Whether in Duluth or Hugo or Blaine, in a residential real estate transaction the seller must disclose the material facts of which the seller has "personal knowledge". One fun(?) but certainly interesting aspect of the law is defining what certain phrases mean; in this case, what does "personal knowledge" mean?
The Minnesota Court of Appeals just determined that a material question of fact exists about whether a seller had personal knowledge of a material fact. The source of the personal knowledge? The seller had conversations with neighbors. Those neighbors stated the subject home had a history of drug, and perhaps even meth, use and production. The seller had checked with the local police department, but the alleged history was not specifically confirmed.
The seller proceeded to deny any personal knowledge about meth use or production at the house. The seller even prevailed on his summary judgment motion. The Court of Appeals noted though that the district court was confused on the claims made by the plaintiff (a troubling notation for sure as that means the lawyers failed to clearly present the case or the judge failed to properly take the time to understand the case, or both). In reversing the district court the appellate court declared personal knowledge can be arrived at via conversations with others who purport to have knowledge. That is, you do not need to personally experience the fact in order to have personal knowledge of that fact.
This seems to contradict what personal knowledge is. In this case, it seems personal knowledge is really just personal knowledge of what the neighbors' opinions and beliefs are about the house.

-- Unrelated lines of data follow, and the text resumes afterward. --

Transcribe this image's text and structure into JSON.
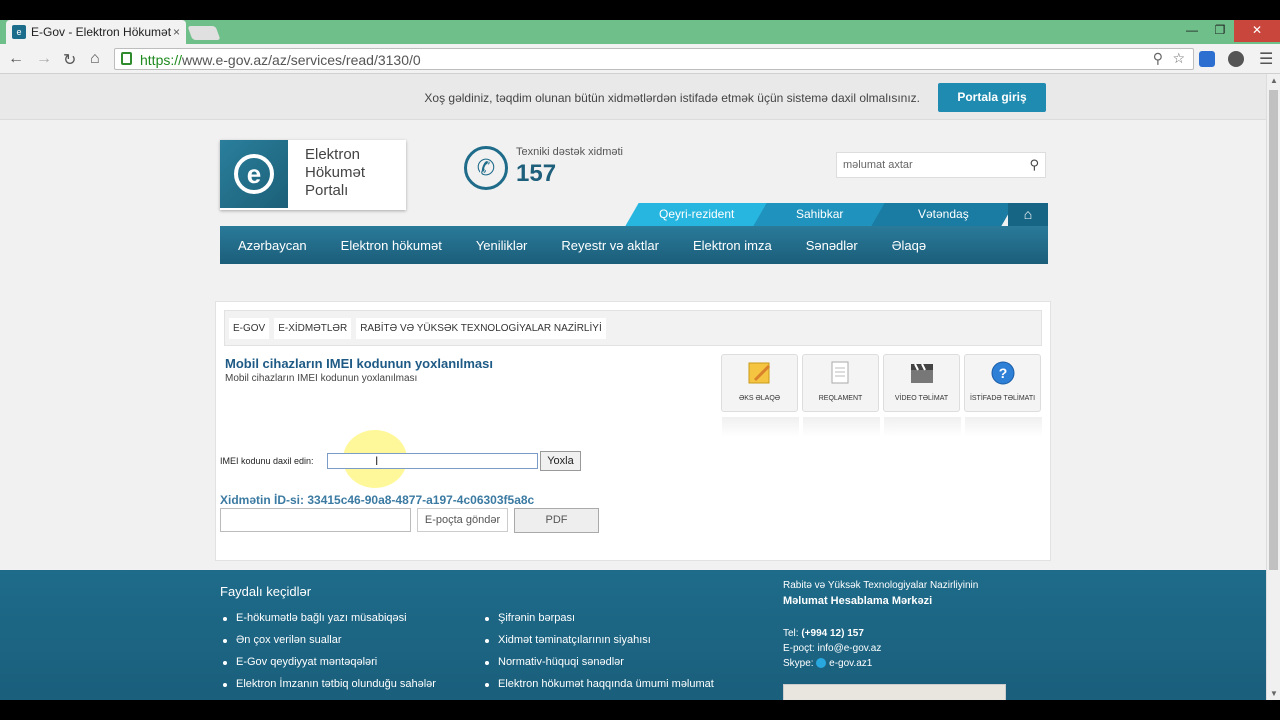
{
  "browser": {
    "tab_title": "E-Gov - Elektron Hökumət",
    "tab_close": "×",
    "url_scheme": "https://",
    "url_rest": "www.e-gov.az/az/services/read/3130/0"
  },
  "welcome": {
    "message": "Xoş gəldiniz, təqdim olunan bütün xidmətlərdən istifadə etmək üçün sistemə daxil olmalısınız.",
    "login_button": "Portala giriş"
  },
  "logo": {
    "line1": "Elektron",
    "line2": "Hökumət",
    "line3": "Portalı"
  },
  "support": {
    "label": "Texniki dəstək xidməti",
    "number": "157"
  },
  "search": {
    "placeholder": "məlumat axtar"
  },
  "audience": {
    "items": [
      "Qeyri-rezident",
      "Sahibkar",
      "Vətəndaş"
    ]
  },
  "nav": {
    "items": [
      "Azərbaycan",
      "Elektron hökumət",
      "Yeniliklər",
      "Reyestr və aktlar",
      "Elektron imza",
      "Sənədlər",
      "Əlaqə"
    ]
  },
  "breadcrumbs": [
    "E-GOV",
    "E-XİDMƏTLƏR",
    "RABİTƏ VƏ YÜKSƏK TEXNOLOGİYALAR NAZİRLİYİ"
  ],
  "service": {
    "title": "Mobil cihazların IMEI kodunun yoxlanılması",
    "subtitle": "Mobil cihazların IMEI kodunun yoxlanılması",
    "imei_label": "IMEI kodunu daxil edin:",
    "check_button": "Yoxla",
    "id_text": "Xidmətin İD-si: 33415c46-90a8-4877-a197-4c06303f5a8c",
    "email_button": "E-poçta göndər",
    "pdf_button": "PDF"
  },
  "tools": [
    {
      "label": "ƏKS ƏLAQƏ"
    },
    {
      "label": "REQLAMENT"
    },
    {
      "label": "VİDEO TƏLİMAT"
    },
    {
      "label": "İSTİFADƏ TƏLİMATI"
    }
  ],
  "footer": {
    "title": "Faydalı keçidlər",
    "col1": [
      "E-hökumətlə bağlı yazı müsabiqəsi",
      "Ən çox verilən suallar",
      "E-Gov qeydiyyat məntəqələri",
      "Elektron İmzanın tətbiq olunduğu sahələr"
    ],
    "col2": [
      "Şifrənin bərpası",
      "Xidmət təminatçılarının siyahısı",
      "Normativ-hüquqi sənədlər",
      "Elektron hökumət haqqında ümumi məlumat"
    ],
    "org_line1": "Rabitə və Yüksək Texnologiyalar Nazirliyinin",
    "org_line2": "Məlumat Hesablama Mərkəzi",
    "tel_label": "Tel:",
    "tel_value": "(+994 12) 157",
    "email_label": "E-poçt:",
    "email_value": "info@e-gov.az",
    "skype_label": "Skype:",
    "skype_value": "e-gov.az1"
  }
}
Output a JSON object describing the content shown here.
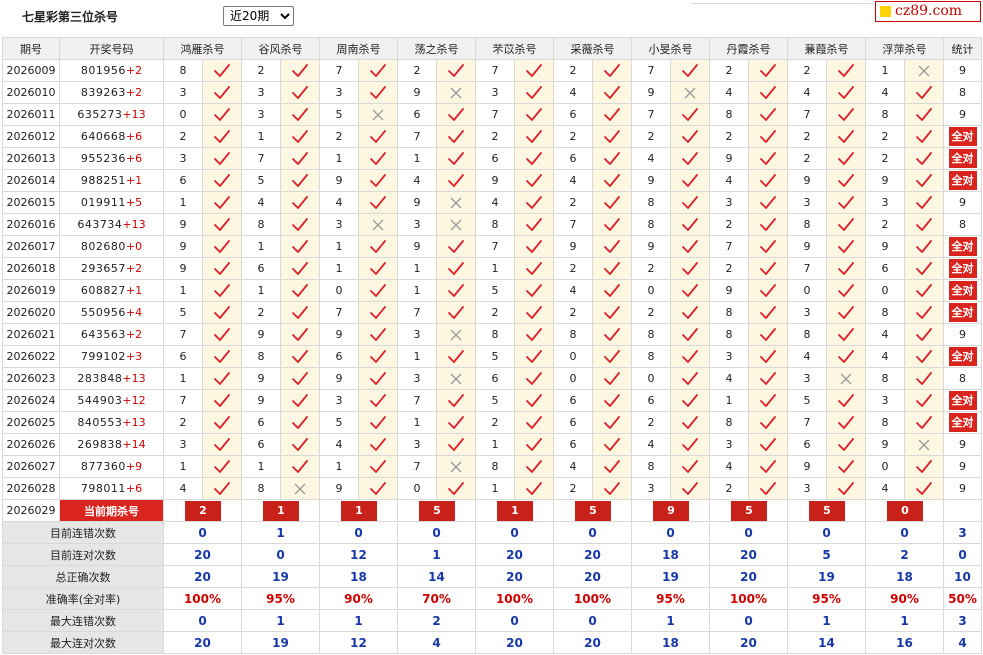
{
  "header": {
    "title": "七星彩第三位杀号",
    "period_select": {
      "selected": "近20期",
      "options": [
        "近20期"
      ]
    },
    "logo_text": "cz89.com"
  },
  "colors": {
    "accent_red": "#d9251d",
    "check_red": "#e0202a",
    "cross_gray": "#9a9a9a",
    "summary_blue": "#1738a8",
    "mark_bg": "#fdf6e1"
  },
  "columns": {
    "period": "期号",
    "draw": "开奖号码",
    "experts": [
      "鸿雁杀号",
      "谷风杀号",
      "周南杀号",
      "荡之杀号",
      "芣苡杀号",
      "采薇杀号",
      "小旻杀号",
      "丹霞杀号",
      "蒹葭杀号",
      "浮萍杀号"
    ],
    "stat": "统计"
  },
  "rows": [
    {
      "period": "2026009",
      "digits": "801956",
      "sum": "+2",
      "kills": [
        "8",
        "2",
        "7",
        "2",
        "7",
        "2",
        "7",
        "2",
        "2",
        "1"
      ],
      "marks": [
        1,
        1,
        1,
        1,
        1,
        1,
        1,
        1,
        1,
        0
      ],
      "stat": "9"
    },
    {
      "period": "2026010",
      "digits": "839263",
      "sum": "+2",
      "kills": [
        "3",
        "3",
        "3",
        "9",
        "3",
        "4",
        "9",
        "4",
        "4",
        "4"
      ],
      "marks": [
        1,
        1,
        1,
        0,
        1,
        1,
        0,
        1,
        1,
        1
      ],
      "stat": "8"
    },
    {
      "period": "2026011",
      "digits": "635273",
      "sum": "+13",
      "kills": [
        "0",
        "3",
        "5",
        "6",
        "7",
        "6",
        "7",
        "8",
        "7",
        "8"
      ],
      "marks": [
        1,
        1,
        0,
        1,
        1,
        1,
        1,
        1,
        1,
        1
      ],
      "stat": "9"
    },
    {
      "period": "2026012",
      "digits": "640668",
      "sum": "+6",
      "kills": [
        "2",
        "1",
        "2",
        "7",
        "2",
        "2",
        "2",
        "2",
        "2",
        "2"
      ],
      "marks": [
        1,
        1,
        1,
        1,
        1,
        1,
        1,
        1,
        1,
        1
      ],
      "stat": "全对"
    },
    {
      "period": "2026013",
      "digits": "955236",
      "sum": "+6",
      "kills": [
        "3",
        "7",
        "1",
        "1",
        "6",
        "6",
        "4",
        "9",
        "2",
        "2"
      ],
      "marks": [
        1,
        1,
        1,
        1,
        1,
        1,
        1,
        1,
        1,
        1
      ],
      "stat": "全对"
    },
    {
      "period": "2026014",
      "digits": "988251",
      "sum": "+1",
      "kills": [
        "6",
        "5",
        "9",
        "4",
        "9",
        "4",
        "9",
        "4",
        "9",
        "9"
      ],
      "marks": [
        1,
        1,
        1,
        1,
        1,
        1,
        1,
        1,
        1,
        1
      ],
      "stat": "全对"
    },
    {
      "period": "2026015",
      "digits": "019911",
      "sum": "+5",
      "kills": [
        "1",
        "4",
        "4",
        "9",
        "4",
        "2",
        "8",
        "3",
        "3",
        "3"
      ],
      "marks": [
        1,
        1,
        1,
        0,
        1,
        1,
        1,
        1,
        1,
        1
      ],
      "stat": "9"
    },
    {
      "period": "2026016",
      "digits": "643734",
      "sum": "+13",
      "kills": [
        "9",
        "8",
        "3",
        "3",
        "8",
        "7",
        "8",
        "2",
        "8",
        "2"
      ],
      "marks": [
        1,
        1,
        0,
        0,
        1,
        1,
        1,
        1,
        1,
        1
      ],
      "stat": "8"
    },
    {
      "period": "2026017",
      "digits": "802680",
      "sum": "+0",
      "kills": [
        "9",
        "1",
        "1",
        "9",
        "7",
        "9",
        "9",
        "7",
        "9",
        "9"
      ],
      "marks": [
        1,
        1,
        1,
        1,
        1,
        1,
        1,
        1,
        1,
        1
      ],
      "stat": "全对"
    },
    {
      "period": "2026018",
      "digits": "293657",
      "sum": "+2",
      "kills": [
        "9",
        "6",
        "1",
        "1",
        "1",
        "2",
        "2",
        "2",
        "7",
        "6"
      ],
      "marks": [
        1,
        1,
        1,
        1,
        1,
        1,
        1,
        1,
        1,
        1
      ],
      "stat": "全对"
    },
    {
      "period": "2026019",
      "digits": "608827",
      "sum": "+1",
      "kills": [
        "1",
        "1",
        "0",
        "1",
        "5",
        "4",
        "0",
        "9",
        "0",
        "0"
      ],
      "marks": [
        1,
        1,
        1,
        1,
        1,
        1,
        1,
        1,
        1,
        1
      ],
      "stat": "全对"
    },
    {
      "period": "2026020",
      "digits": "550956",
      "sum": "+4",
      "kills": [
        "5",
        "2",
        "7",
        "7",
        "2",
        "2",
        "2",
        "8",
        "3",
        "8"
      ],
      "marks": [
        1,
        1,
        1,
        1,
        1,
        1,
        1,
        1,
        1,
        1
      ],
      "stat": "全对"
    },
    {
      "period": "2026021",
      "digits": "643563",
      "sum": "+2",
      "kills": [
        "7",
        "9",
        "9",
        "3",
        "8",
        "8",
        "8",
        "8",
        "8",
        "4"
      ],
      "marks": [
        1,
        1,
        1,
        0,
        1,
        1,
        1,
        1,
        1,
        1
      ],
      "stat": "9"
    },
    {
      "period": "2026022",
      "digits": "799102",
      "sum": "+3",
      "kills": [
        "6",
        "8",
        "6",
        "1",
        "5",
        "0",
        "8",
        "3",
        "4",
        "4"
      ],
      "marks": [
        1,
        1,
        1,
        1,
        1,
        1,
        1,
        1,
        1,
        1
      ],
      "stat": "全对"
    },
    {
      "period": "2026023",
      "digits": "283848",
      "sum": "+13",
      "kills": [
        "1",
        "9",
        "9",
        "3",
        "6",
        "0",
        "0",
        "4",
        "3",
        "8"
      ],
      "marks": [
        1,
        1,
        1,
        0,
        1,
        1,
        1,
        1,
        0,
        1
      ],
      "stat": "8"
    },
    {
      "period": "2026024",
      "digits": "544903",
      "sum": "+12",
      "kills": [
        "7",
        "9",
        "3",
        "7",
        "5",
        "6",
        "6",
        "1",
        "5",
        "3"
      ],
      "marks": [
        1,
        1,
        1,
        1,
        1,
        1,
        1,
        1,
        1,
        1
      ],
      "stat": "全对"
    },
    {
      "period": "2026025",
      "digits": "840553",
      "sum": "+13",
      "kills": [
        "2",
        "6",
        "5",
        "1",
        "2",
        "6",
        "2",
        "8",
        "7",
        "8"
      ],
      "marks": [
        1,
        1,
        1,
        1,
        1,
        1,
        1,
        1,
        1,
        1
      ],
      "stat": "全对"
    },
    {
      "period": "2026026",
      "digits": "269838",
      "sum": "+14",
      "kills": [
        "3",
        "6",
        "4",
        "3",
        "1",
        "6",
        "4",
        "3",
        "6",
        "9"
      ],
      "marks": [
        1,
        1,
        1,
        1,
        1,
        1,
        1,
        1,
        1,
        0
      ],
      "stat": "9"
    },
    {
      "period": "2026027",
      "digits": "877360",
      "sum": "+9",
      "kills": [
        "1",
        "1",
        "1",
        "7",
        "8",
        "4",
        "8",
        "4",
        "9",
        "0"
      ],
      "marks": [
        1,
        1,
        1,
        0,
        1,
        1,
        1,
        1,
        1,
        1
      ],
      "stat": "9"
    },
    {
      "period": "2026028",
      "digits": "798011",
      "sum": "+6",
      "kills": [
        "4",
        "8",
        "9",
        "0",
        "1",
        "2",
        "3",
        "2",
        "3",
        "4"
      ],
      "marks": [
        1,
        0,
        1,
        1,
        1,
        1,
        1,
        1,
        1,
        1
      ],
      "stat": "9"
    }
  ],
  "current": {
    "period": "2026029",
    "label": "当前期杀号",
    "kills": [
      "2",
      "1",
      "1",
      "5",
      "1",
      "5",
      "9",
      "5",
      "5",
      "0"
    ]
  },
  "summary": [
    {
      "label": "目前连错次数",
      "values": [
        "0",
        "1",
        "0",
        "0",
        "0",
        "0",
        "0",
        "0",
        "0",
        "0",
        "3"
      ]
    },
    {
      "label": "目前连对次数",
      "values": [
        "20",
        "0",
        "12",
        "1",
        "20",
        "20",
        "18",
        "20",
        "5",
        "2",
        "0"
      ]
    },
    {
      "label": "总正确次数",
      "values": [
        "20",
        "19",
        "18",
        "14",
        "20",
        "20",
        "19",
        "20",
        "19",
        "18",
        "10"
      ]
    },
    {
      "label": "准确率(全对率)",
      "values": [
        "100%",
        "95%",
        "90%",
        "70%",
        "100%",
        "100%",
        "95%",
        "100%",
        "95%",
        "90%",
        "50%"
      ],
      "red": true
    },
    {
      "label": "最大连错次数",
      "values": [
        "0",
        "1",
        "1",
        "2",
        "0",
        "0",
        "1",
        "0",
        "1",
        "1",
        "3"
      ]
    },
    {
      "label": "最大连对次数",
      "values": [
        "20",
        "19",
        "12",
        "4",
        "20",
        "20",
        "18",
        "20",
        "14",
        "16",
        "4"
      ]
    }
  ]
}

The law continues to evolve in contracts, transactions, and meanings. If you're not up to date on the most recent, call on someone who is. A good, effective review and consult is worth the time compared to the cost of a mistake.